Sorting through fake analysis (1): Why tax reductions and subsidies are not the same thing
A useful question came up among social media comments recently: Why do the same people who call for lower business taxes, on the justification such policy would help employment and incomes flourish, oppose subsidies for specific businesses, given the latter do the same thing?
Great question and here's the answer: Because they are not the same in either treatment of businesses or in the effect of the policy.
A general reduction in business taxes picks no favourites among industries or among businesses; every business benefits. Also, the economic literature is substantial: That kind of reduction is stimulative (assuming a too-high rate to begin with and something decently lower at the end).
Subsidies from government are not like that. Subsidies by definition pick among sectors and pick among businesses. Such government actions distort allocation of capital away from economically calculated risk-taking. It instead involves government--and by extension politicians and civil servants--in sector-by-sector and firm-by-firm favouritism.
Subsidies are then anything but neutral, unlike general tax reductions.
The beneficial effect of subsidy policy is also highly questionable.
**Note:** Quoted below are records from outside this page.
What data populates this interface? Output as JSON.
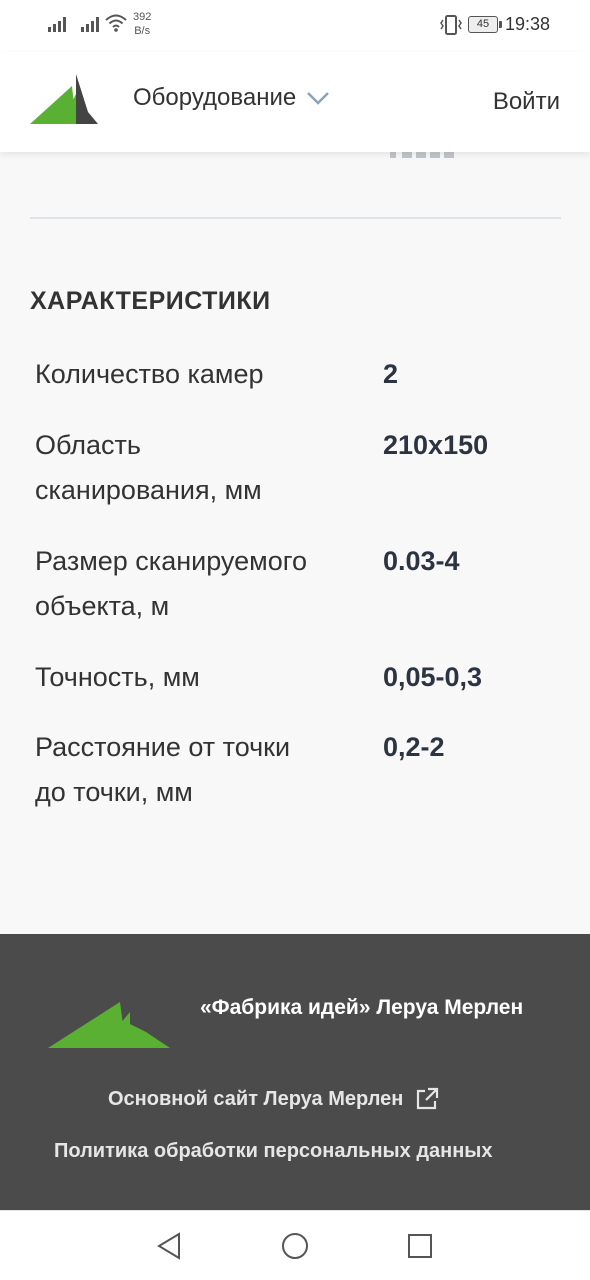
{
  "status_bar": {
    "network_speed_value": "392",
    "network_speed_unit": "B/s",
    "battery": "45",
    "time": "19:38"
  },
  "header": {
    "nav_label": "Оборудование",
    "login_label": "Войти"
  },
  "specs": {
    "title": "ХАРАКТЕРИСТИКИ",
    "rows": [
      {
        "name_line1": "Количество камер",
        "name_line2": "",
        "value": "2"
      },
      {
        "name_line1": "Область",
        "name_line2": "сканирования, мм",
        "value": "210x150"
      },
      {
        "name_line1": "Размер сканируемого",
        "name_line2": "объекта, м",
        "value": "0.03-4"
      },
      {
        "name_line1": "Точность, мм",
        "name_line2": "",
        "value": "0,05-0,3"
      },
      {
        "name_line1": "Расстояние от точки",
        "name_line2": "до точки, мм",
        "value": "0,2-2"
      }
    ]
  },
  "footer": {
    "title": "«Фабрика идей» Леруа Мерлен",
    "main_site_link": "Основной сайт Леруа Мерлен",
    "privacy_link": "Политика обработки персональных данных"
  },
  "colors": {
    "brand_green": "#5ab033",
    "footer_bg": "#4b4b4b",
    "value_text": "#2b3440"
  },
  "icons": {
    "dropdown": "chevron-down-icon",
    "external": "external-link-icon",
    "back": "back-triangle-icon",
    "home": "home-circle-icon",
    "recents": "recents-square-icon"
  }
}
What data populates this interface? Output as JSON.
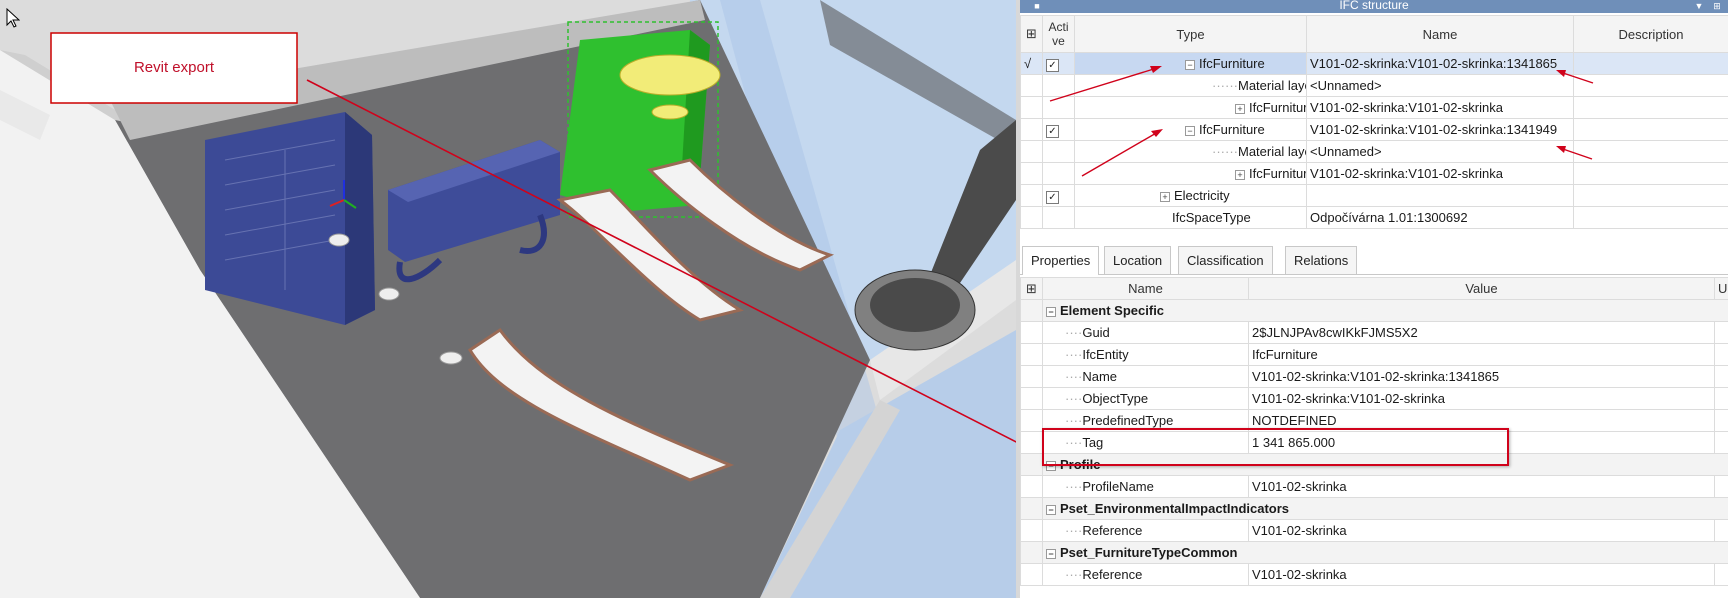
{
  "callout": {
    "label": "Revit export"
  },
  "ifc_panel": {
    "title": "IFC structure",
    "columns": {
      "active": "Acti ve",
      "type": "Type",
      "name": "Name",
      "description": "Description"
    },
    "rows": [
      {
        "mark": "√",
        "checked": true,
        "expander": "−",
        "type": "IfcFurniture",
        "name": "V101-02-skrinka:V101-02-skrinka:1341865"
      },
      {
        "mark": "",
        "checked": false,
        "expander": "",
        "type": "Material layer",
        "name": "<Unnamed>"
      },
      {
        "mark": "",
        "checked": false,
        "expander": "+",
        "type": "IfcFurnitureType",
        "name": "V101-02-skrinka:V101-02-skrinka"
      },
      {
        "mark": "",
        "checked": true,
        "expander": "−",
        "type": "IfcFurniture",
        "name": "V101-02-skrinka:V101-02-skrinka:1341949"
      },
      {
        "mark": "",
        "checked": false,
        "expander": "",
        "type": "Material layer",
        "name": "<Unnamed>"
      },
      {
        "mark": "",
        "checked": false,
        "expander": "+",
        "type": "IfcFurnitureType",
        "name": "V101-02-skrinka:V101-02-skrinka"
      },
      {
        "mark": "",
        "checked": true,
        "expander": "+",
        "type": "Electricity",
        "name": ""
      },
      {
        "mark": "",
        "checked": false,
        "expander": "",
        "type": "IfcSpaceType",
        "name": "Odpočívárna 1.01:1300692"
      }
    ]
  },
  "properties_panel": {
    "tabs": [
      "Properties",
      "Location",
      "Classification",
      "Relations"
    ],
    "columns": {
      "name": "Name",
      "value": "Value",
      "unit": "Unit"
    },
    "rows": [
      {
        "kind": "group",
        "name": "Element Specific",
        "value": ""
      },
      {
        "kind": "prop",
        "name": "Guid",
        "value": "2$JLNJPAv8cwIKkFJMS5X2"
      },
      {
        "kind": "prop",
        "name": "IfcEntity",
        "value": "IfcFurniture"
      },
      {
        "kind": "prop",
        "name": "Name",
        "value": "V101-02-skrinka:V101-02-skrinka:1341865"
      },
      {
        "kind": "prop",
        "name": "ObjectType",
        "value": "V101-02-skrinka:V101-02-skrinka"
      },
      {
        "kind": "prop",
        "name": "PredefinedType",
        "value": "NOTDEFINED"
      },
      {
        "kind": "prop",
        "name": "Tag",
        "value": "1 341 865.000"
      },
      {
        "kind": "group",
        "name": "Profile",
        "value": ""
      },
      {
        "kind": "prop",
        "name": "ProfileName",
        "value": "V101-02-skrinka"
      },
      {
        "kind": "group",
        "name": "Pset_EnvironmentalImpactIndicators",
        "value": ""
      },
      {
        "kind": "prop",
        "name": "Reference",
        "value": "V101-02-skrinka"
      },
      {
        "kind": "group",
        "name": "Pset_FurnitureTypeCommon",
        "value": ""
      },
      {
        "kind": "prop",
        "name": "Reference",
        "value": "V101-02-skrinka"
      }
    ]
  },
  "colors": {
    "annotation": "#d0021b",
    "title_bar": "#6f8fb9",
    "selected_row": "#dbe6f6",
    "cabinet": "#3c4a96",
    "selected_object": "#2fc02f"
  },
  "icons": [
    "cursor-arrow-icon",
    "pin-icon",
    "dropdown-icon",
    "column-chooser-icon",
    "expand-icon",
    "collapse-icon",
    "checkbox-icon",
    "axis-gizmo-icon"
  ]
}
While hard to summarize in a sentence, summary conclusions of the peer-reviewed literature find minimal and at best, only local positive effects; at worst, and more often, subsidy policy is harmful to widespread economic growth and job creation.
In short, sector-specific and business-specific subsidies are not akin to general, reductions in tax rates. The latter apply to all and in a neutral fashion.